Translated from the Czech by R. Elizabeth Novak

From 1942 to 1944, a group of thirteen- to fifteen-year-old Jewish boys secretly produced a weekly magazine called Vedem (In the Lead) at the model concentration camp, Theresienstadt (“Terezín” in Czech).

 American Indian Nations from Termination to Restoration, 1953-2006 American Indian Nations from Termination to Restoration, 1953-2006
Roberta Ulrich

When the U.S. government ended its relationship with dozens of Native American tribes and bands between 1953 and 1966, it was in fact engaging in a massive social experiment.

 Under Postcolonial Eyes Under Postcolonial Eyes
Figuring the "jew" in Contemporary British Writing
Efraim Sicher and Linda Weinhouse

In the Western literary tradition, the “jew” has long been a figure of ethnic exclusion and social isolation—the wanderer, the scapegoat, the alien. But it is no longer clear where a perennial outsider belongs. This provocative study of contemporary British writing points to the figure of the “jew” as the litmus test of multicultural society.

 Tragically Speaking Tragically Speaking
On the Use and Abuse of Theory for Life
Kalliopi Nikolopoulou

From German idealism onward, Western thinkers have sought to revalue tragedy, invariably converging at one cardinal point: tragic art risks aestheticizing real violence. Tragically Speaking critically examines this revaluation, offering a new understanding of the changing meaning of tragedy in literary and moral discourse.

 Inside Dazzling Mountains Inside Dazzling Mountains
Southwest Native Verbal Arts
Edited by David L. Kozak

Inside Dazzling Mountains provides fresh new translations of Native oral literatures of the Southwest, a region of vital and varied cultures and languages. The collection features songs, stories, chants, and orations from the four major language groups of the Southwest: Yuman, Nadíne (Apachean), Uto-Aztecan, and Kiowa-Tanoan.

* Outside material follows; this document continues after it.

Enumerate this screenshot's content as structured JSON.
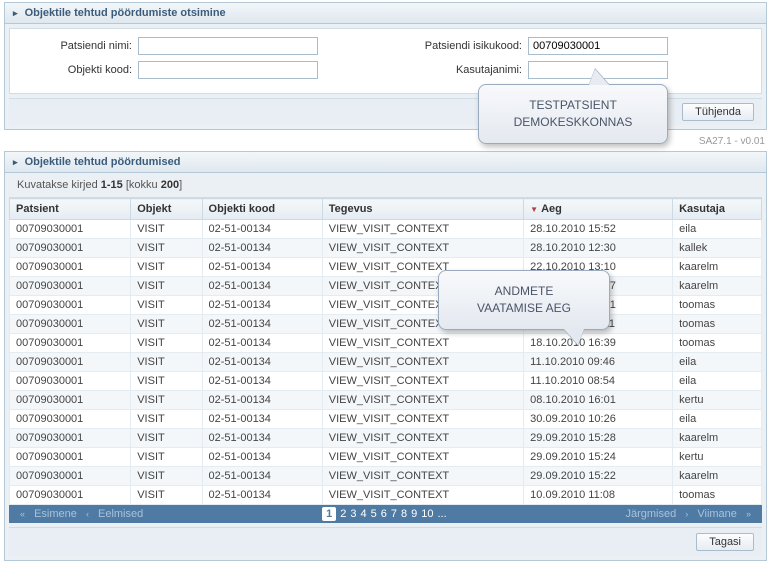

 Dakota Dakota
The Story of the Northern Plains
Norman K. Risjord

The northern plains are often ignored by the rest of the nation or, if not, are mentioned in the context of the weather, Mount Rushmore, or the Black Hills. However, North Dakota and South Dakota have a colorful past—and present—deserving of greater recognition.

 Celebrating Insurrection Celebrating Insurrection
The Commemoration and Representation of the Nineteenth-Century Mexican Pronunciamiento
Edited and with an introduction by Will Fowler

The pronunciamiento, a formal list of grievances designed to spark political change in nineteenth-century Mexico, was a problematic yet necessary practice.

 Muy buenas noches Muy buenas noches
Mexico, Television, and the Cold War
Celeste Gonzalez de Bustamante
Foreword by Richard Cole

Through an examination of early television news programs, this book reveals the tensions that existed between what the PRI and government officials wanted to be reported and what was actually reported and how.